Remember that old movie line, “I wish I had a dime for every dime I had”?
Whether you’re adding money to a high-yield savings account or socking it away in a certificate of deposit (CD), you want it to grow. That’s where compound interest comes in. It’s a simple—yet powerful—tool for making your dollars and cents add up faster.
What is compound interest?
The easiest way to think of compound interest is this: it’s interest you earn on your initial principal and your accumulated interest.
For example, say you deposit a set amount of money in a savings account or CD. Your initial deposit earns interest, then each time the interest compounds, you earn interest on the principal and on the interest you’ve already accrued. Sounds good, right?
Interest can be compounded daily, monthly, quarterly, or annually, depending on where you’re keeping your savings. The more often interest compounds, the faster your money grows.
Compound interest is different from simple interest, which is a set percentage of interest you earn on a deposit account each year.
How to calculate compound interest
For math lovers, there’s a specific compound interest formula you can use to calculate compound interest on savings. It looks like this:
If that seems too complicated, the easiest way to calculate compound interest is to plug the numbers into a compound interest calculator like this one. With a calculator, you’ll easily be able to see how interest compounded daily compares with interest compounded annually or monthly. The great thing about using a calculator is that you can run different scenarios to see how much interest you can earn, based on different compounding frequencies, interest rates, and deposit amounts.
How compound interest impacts your savings
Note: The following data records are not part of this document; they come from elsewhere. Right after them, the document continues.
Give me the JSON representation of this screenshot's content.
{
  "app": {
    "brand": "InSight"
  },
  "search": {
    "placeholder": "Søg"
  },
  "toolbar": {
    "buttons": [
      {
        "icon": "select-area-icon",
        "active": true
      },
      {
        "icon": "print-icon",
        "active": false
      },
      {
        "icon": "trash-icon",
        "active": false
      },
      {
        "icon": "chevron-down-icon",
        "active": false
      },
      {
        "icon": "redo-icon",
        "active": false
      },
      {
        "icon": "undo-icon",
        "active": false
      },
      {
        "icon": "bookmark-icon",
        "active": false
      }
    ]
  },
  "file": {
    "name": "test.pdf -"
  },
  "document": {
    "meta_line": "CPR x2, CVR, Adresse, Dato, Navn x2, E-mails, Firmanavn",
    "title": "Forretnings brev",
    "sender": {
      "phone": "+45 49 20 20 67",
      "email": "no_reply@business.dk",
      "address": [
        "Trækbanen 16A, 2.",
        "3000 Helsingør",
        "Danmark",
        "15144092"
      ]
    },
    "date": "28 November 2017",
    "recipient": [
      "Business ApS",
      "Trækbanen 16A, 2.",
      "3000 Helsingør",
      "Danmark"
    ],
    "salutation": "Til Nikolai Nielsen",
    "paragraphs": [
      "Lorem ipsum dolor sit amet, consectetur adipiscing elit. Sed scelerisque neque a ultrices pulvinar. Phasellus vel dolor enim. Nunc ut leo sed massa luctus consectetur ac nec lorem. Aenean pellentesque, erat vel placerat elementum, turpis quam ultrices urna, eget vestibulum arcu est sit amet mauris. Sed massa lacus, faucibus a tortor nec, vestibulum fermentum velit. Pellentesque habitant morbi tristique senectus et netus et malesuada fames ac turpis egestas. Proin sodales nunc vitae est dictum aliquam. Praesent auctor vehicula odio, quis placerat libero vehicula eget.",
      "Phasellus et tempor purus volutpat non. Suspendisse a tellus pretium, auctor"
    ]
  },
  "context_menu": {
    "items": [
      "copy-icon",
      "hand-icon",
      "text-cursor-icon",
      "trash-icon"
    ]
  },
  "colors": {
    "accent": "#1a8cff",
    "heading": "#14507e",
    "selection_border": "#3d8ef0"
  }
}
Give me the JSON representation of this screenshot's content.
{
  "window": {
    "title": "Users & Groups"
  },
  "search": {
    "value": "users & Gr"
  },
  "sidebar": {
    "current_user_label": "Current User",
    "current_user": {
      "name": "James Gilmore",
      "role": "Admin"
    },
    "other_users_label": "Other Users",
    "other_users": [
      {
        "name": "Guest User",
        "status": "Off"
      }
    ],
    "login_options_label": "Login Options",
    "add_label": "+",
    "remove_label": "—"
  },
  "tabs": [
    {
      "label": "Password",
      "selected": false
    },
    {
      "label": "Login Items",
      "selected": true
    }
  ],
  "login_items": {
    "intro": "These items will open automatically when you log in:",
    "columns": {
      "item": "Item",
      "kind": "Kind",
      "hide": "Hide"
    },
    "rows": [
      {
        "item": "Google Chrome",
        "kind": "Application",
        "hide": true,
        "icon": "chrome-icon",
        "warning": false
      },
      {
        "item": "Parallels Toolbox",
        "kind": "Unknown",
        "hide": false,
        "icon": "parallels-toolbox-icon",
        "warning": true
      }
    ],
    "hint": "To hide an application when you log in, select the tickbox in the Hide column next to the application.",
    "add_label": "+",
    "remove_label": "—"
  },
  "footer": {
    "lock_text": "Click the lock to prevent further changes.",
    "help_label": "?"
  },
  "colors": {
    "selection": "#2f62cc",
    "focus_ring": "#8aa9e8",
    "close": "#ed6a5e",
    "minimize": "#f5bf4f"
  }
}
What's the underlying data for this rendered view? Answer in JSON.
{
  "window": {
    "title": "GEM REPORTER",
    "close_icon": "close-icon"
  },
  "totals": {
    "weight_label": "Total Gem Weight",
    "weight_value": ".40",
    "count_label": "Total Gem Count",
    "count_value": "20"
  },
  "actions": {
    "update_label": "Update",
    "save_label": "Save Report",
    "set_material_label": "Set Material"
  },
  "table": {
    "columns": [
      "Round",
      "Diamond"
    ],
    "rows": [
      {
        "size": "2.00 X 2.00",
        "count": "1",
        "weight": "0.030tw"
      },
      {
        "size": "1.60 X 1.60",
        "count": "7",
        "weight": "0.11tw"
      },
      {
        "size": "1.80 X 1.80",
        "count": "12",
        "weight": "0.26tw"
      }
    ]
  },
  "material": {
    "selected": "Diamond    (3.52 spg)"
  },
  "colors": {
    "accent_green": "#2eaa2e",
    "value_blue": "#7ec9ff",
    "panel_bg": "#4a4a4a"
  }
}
Compound interest helps you grow your money and it can make a huge difference, whether you’re saving large or small amounts.
Let’s look at the following example of a $1000 initial deposit (amounts rounded to the nearest dollar):
In this example the amounts are small, but you get the idea. With larger deposits over a longer period of time, that compounding effect can really add up.
What determines compound interest?
As you can see from the examples above, the interest rate is a major factor in calculating compound interest, but it doesn’t tell the full story. When you’re shopping around for a savings account or a CD, for instance, you should compare the APYs. The APY, or annual percentage yield, gives you a better idea of your potential earnings because it takes the frequency of compounding into consideration.
At Ally Bank, we compound interest daily, which can give your savings an advantage over deposit accounts that compound interest just quarterly or annually. That means, in time, you really might just have a dime for every dime you have.